Staged last weekend as part of the Theater Offensive’s annual Out on the Edge Festival in the intimate cabaret setting of Dean Hall, upstairs at the Calderwood Pavilion, “Birth of a nAsian’’ effortlessly walked the line between theater and stand-up comedy.
At the heart of the show were the terrifically talented, Juilliard-trained performers: Lyris Hung, an electric violinist who could slip easily from John Mellencamp’s “Little Pink Houses’’ to an elegant and eloquent selection from Disney’s “We are Siamese,’’ and the incredibly high-energy writer, singer, and storyteller Kate Rigg. With her rapid-fire delivery, Rigg described growing up as a “rice cracker’’ in an ultra-white neighborhood in Canada, struggling with who and what she was supposed to be.

The evening alternated between songs with lyrics like “wish I liked to wear plaid, had a boyfriend named Chad’’ and stories about a 30-year-old auditioning to be a cheerleader, Asian students driven to succeed, an unemployed music school alum looking for words to inspire others, and a girl whose parents want to send her to finishing school even though she says she’s “never started anything.’’

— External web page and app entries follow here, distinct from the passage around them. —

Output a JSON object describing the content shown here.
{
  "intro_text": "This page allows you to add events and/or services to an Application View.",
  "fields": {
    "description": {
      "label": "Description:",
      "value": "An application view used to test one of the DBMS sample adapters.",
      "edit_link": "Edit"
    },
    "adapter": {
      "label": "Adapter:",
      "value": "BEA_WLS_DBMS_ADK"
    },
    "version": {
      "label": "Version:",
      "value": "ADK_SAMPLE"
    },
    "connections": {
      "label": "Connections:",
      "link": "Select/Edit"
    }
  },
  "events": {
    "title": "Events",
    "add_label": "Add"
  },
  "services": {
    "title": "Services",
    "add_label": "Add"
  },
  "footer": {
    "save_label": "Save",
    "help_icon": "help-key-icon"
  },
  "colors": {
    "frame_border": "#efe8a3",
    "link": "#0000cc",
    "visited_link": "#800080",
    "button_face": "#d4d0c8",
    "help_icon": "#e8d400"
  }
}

Although Rigg and co-writer Leah Ryan’s imagery was vivid enough on its own, PowerPoint slides occasionally ran behind Rigg as she sang, and the contrast between the Asian performers onstage and the white role models depicted - the Brady Bunch, Morgan Fairchild, and Olivia Newton John - were starkly obvious.
Rigg delivered her stories at a breakneck pace, but her comic timing was so sharp that the audience stayed right with her. When the show culminated in a hilarious and sharply pointed rap, “Rice, Rice Baby,’’ in which Rigg skewered the stereotypes of Asians working at dry cleaners and nail salons, audience members laughed along even as we cringed. Slanty Eyed Mama’s Boston appearance was all too brief, but keep your eyes out for a return engagement, as this team’s outrageous political and racial humor is too good to be missed.

© Copyright 2009 Globe Newspaper Company.

Download a PDF of this article